[[ Listed records open ]]

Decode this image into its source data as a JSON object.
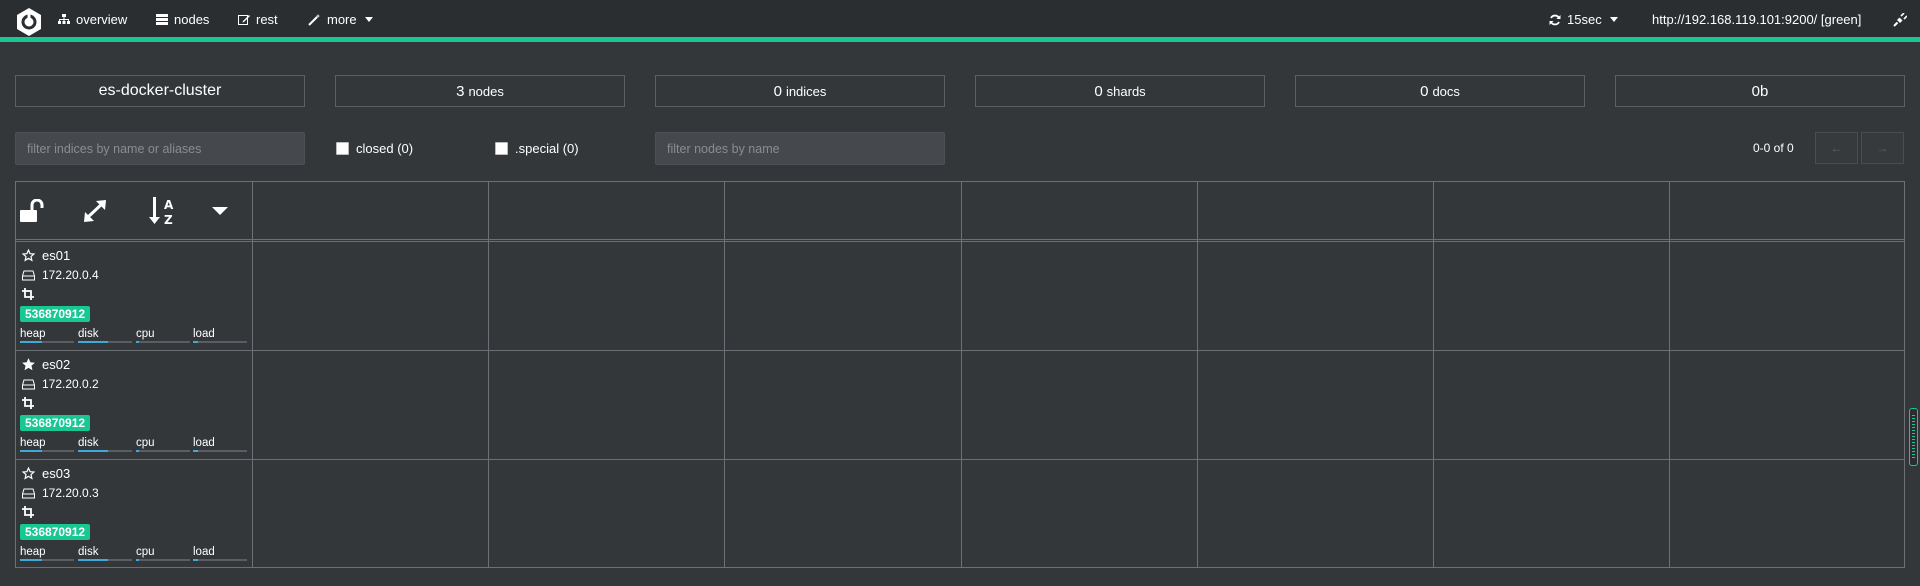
{
  "nav": {
    "overview": "overview",
    "nodes": "nodes",
    "rest": "rest",
    "more": "more",
    "refresh": "15sec",
    "cluster_url": "http://192.168.119.101:9200/ [green]"
  },
  "stats": {
    "cluster_name": "es-docker-cluster",
    "nodes_count": "3",
    "nodes_label": "nodes",
    "indices_count": "0",
    "indices_label": "indices",
    "shards_count": "0",
    "shards_label": "shards",
    "docs_count": "0",
    "docs_label": "docs",
    "size": "0b"
  },
  "filters": {
    "indices_placeholder": "filter indices by name or aliases",
    "closed_label": "closed (0)",
    "special_label": ".special (0)",
    "nodes_placeholder": "filter nodes by name",
    "pager": "0-0 of 0",
    "prev": "←",
    "next": "→"
  },
  "nodes": [
    {
      "name": "es01",
      "ip": "172.20.0.4",
      "heap_max": "536870912",
      "master": false,
      "metrics": {
        "heap": 0.4,
        "disk": 0.55,
        "cpu": 0.05,
        "load": 0.1
      }
    },
    {
      "name": "es02",
      "ip": "172.20.0.2",
      "heap_max": "536870912",
      "master": true,
      "metrics": {
        "heap": 0.4,
        "disk": 0.55,
        "cpu": 0.05,
        "load": 0.1
      }
    },
    {
      "name": "es03",
      "ip": "172.20.0.3",
      "heap_max": "536870912",
      "master": false,
      "metrics": {
        "heap": 0.4,
        "disk": 0.55,
        "cpu": 0.05,
        "load": 0.1
      }
    }
  ],
  "metric_labels": {
    "heap": "heap",
    "disk": "disk",
    "cpu": "cpu",
    "load": "load"
  },
  "colors": {
    "accent": "#18c791",
    "bar": "#3fa9d8",
    "background": "#33373a",
    "navbar": "#2b2e31"
  }
}
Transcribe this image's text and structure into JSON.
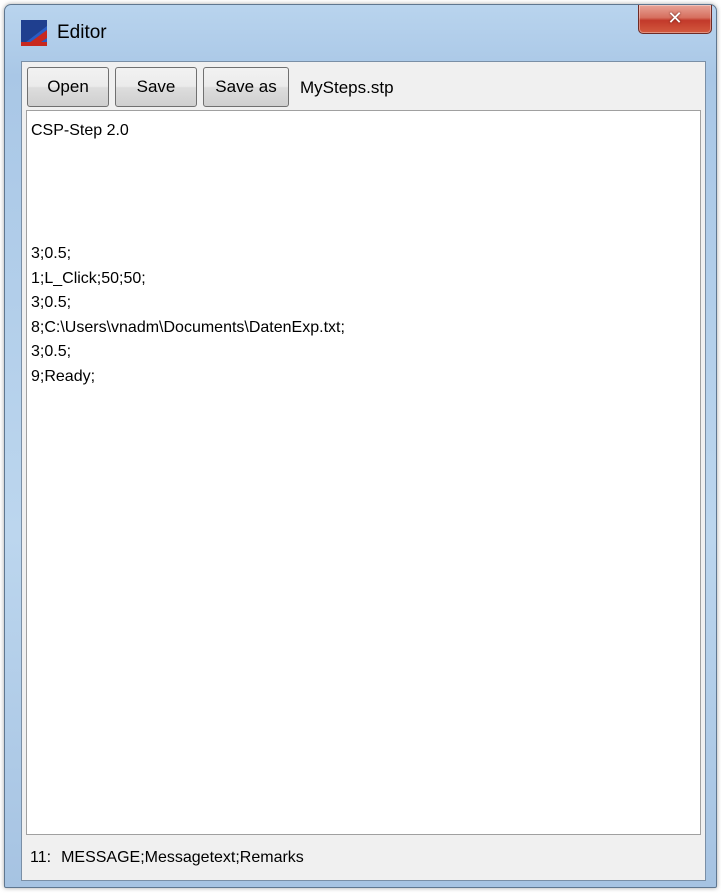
{
  "window": {
    "title": "Editor",
    "close_glyph": "✕",
    "icon": "app-logo-icon",
    "close_icon": "close-icon"
  },
  "toolbar": {
    "open_label": "Open",
    "save_label": "Save",
    "save_as_label": "Save as",
    "filename": "MySteps.stp"
  },
  "editor": {
    "lines": [
      "CSP-Step 2.0",
      "",
      "",
      "",
      "",
      "3;0.5;",
      "1;L_Click;50;50;",
      "3;0.5;",
      "8;C:\\Users\\vnadm\\Documents\\DatenExp.txt;",
      "3;0.5;",
      "9;Ready;"
    ]
  },
  "status": {
    "line_number": "11:",
    "text": "MESSAGE;Messagetext;Remarks"
  },
  "colors": {
    "titlebar": "#b9d4ee",
    "close_button": "#c2392a",
    "logo_blue": "#1f3f8f",
    "logo_red": "#c8281e"
  }
}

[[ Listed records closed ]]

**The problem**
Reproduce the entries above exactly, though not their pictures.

**Task output**
Decode this image into its source data as a JSON object.
{
  "nav": {
    "overview": "overview",
    "nodes": "nodes",
    "rest": "rest",
    "more": "more",
    "refresh": "15sec",
    "cluster_url": "http://192.168.119.101:9200/ [green]"
  },
  "stats": {
    "cluster_name": "es-docker-cluster",
    "nodes_count": "3",
    "nodes_label": "nodes",
    "indices_count": "0",
    "indices_label": "indices",
    "shards_count": "0",
    "shards_label": "shards",
    "docs_count": "0",
    "docs_label": "docs",
    "size": "0b"
  },
  "filters": {
    "indices_placeholder": "filter indices by name or aliases",
    "closed_label": "closed (0)",
    "special_label": ".special (0)",
    "nodes_placeholder": "filter nodes by name",
    "pager": "0-0 of 0",
    "prev": "←",
    "next": "→"
  },
  "nodes": [
    {
      "name": "es01",
      "ip": "172.20.0.4",
      "heap_max": "536870912",
      "master": false,
      "metrics": {
        "heap": 0.4,
        "disk": 0.55,
        "cpu": 0.05,
        "load": 0.1
      }
    },
    {
      "name": "es02",
      "ip": "172.20.0.2",
      "heap_max": "536870912",
      "master": true,
      "metrics": {
        "heap": 0.4,
        "disk": 0.55,
        "cpu": 0.05,
        "load": 0.1
      }
    },
    {
      "name": "es03",
      "ip": "172.20.0.3",
      "heap_max": "536870912",
      "master": false,
      "metrics": {
        "heap": 0.4,
        "disk": 0.55,
        "cpu": 0.05,
        "load": 0.1
      }
    }
  ],
  "metric_labels": {
    "heap": "heap",
    "disk": "disk",
    "cpu": "cpu",
    "load": "load"
  },
  "colors": {
    "accent": "#18c791",
    "bar": "#3fa9d8",
    "background": "#33373a",
    "navbar": "#2b2e31"
  }
}
Transcribe this image's text and structure into JSON.
{
  "window": {
    "title": "Editor",
    "close_glyph": "✕",
    "icon": "app-logo-icon",
    "close_icon": "close-icon"
  },
  "toolbar": {
    "open_label": "Open",
    "save_label": "Save",
    "save_as_label": "Save as",
    "filename": "MySteps.stp"
  },
  "editor": {
    "lines": [
      "CSP-Step 2.0",
      "",
      "",
      "",
      "",
      "3;0.5;",
      "1;L_Click;50;50;",
      "3;0.5;",
      "8;C:\\Users\\vnadm\\Documents\\DatenExp.txt;",
      "3;0.5;",
      "9;Ready;"
    ]
  },
  "status": {
    "line_number": "11:",
    "text": "MESSAGE;Messagetext;Remarks"
  },
  "colors": {
    "titlebar": "#b9d4ee",
    "close_button": "#c2392a",
    "logo_blue": "#1f3f8f",
    "logo_red": "#c8281e"
  }
}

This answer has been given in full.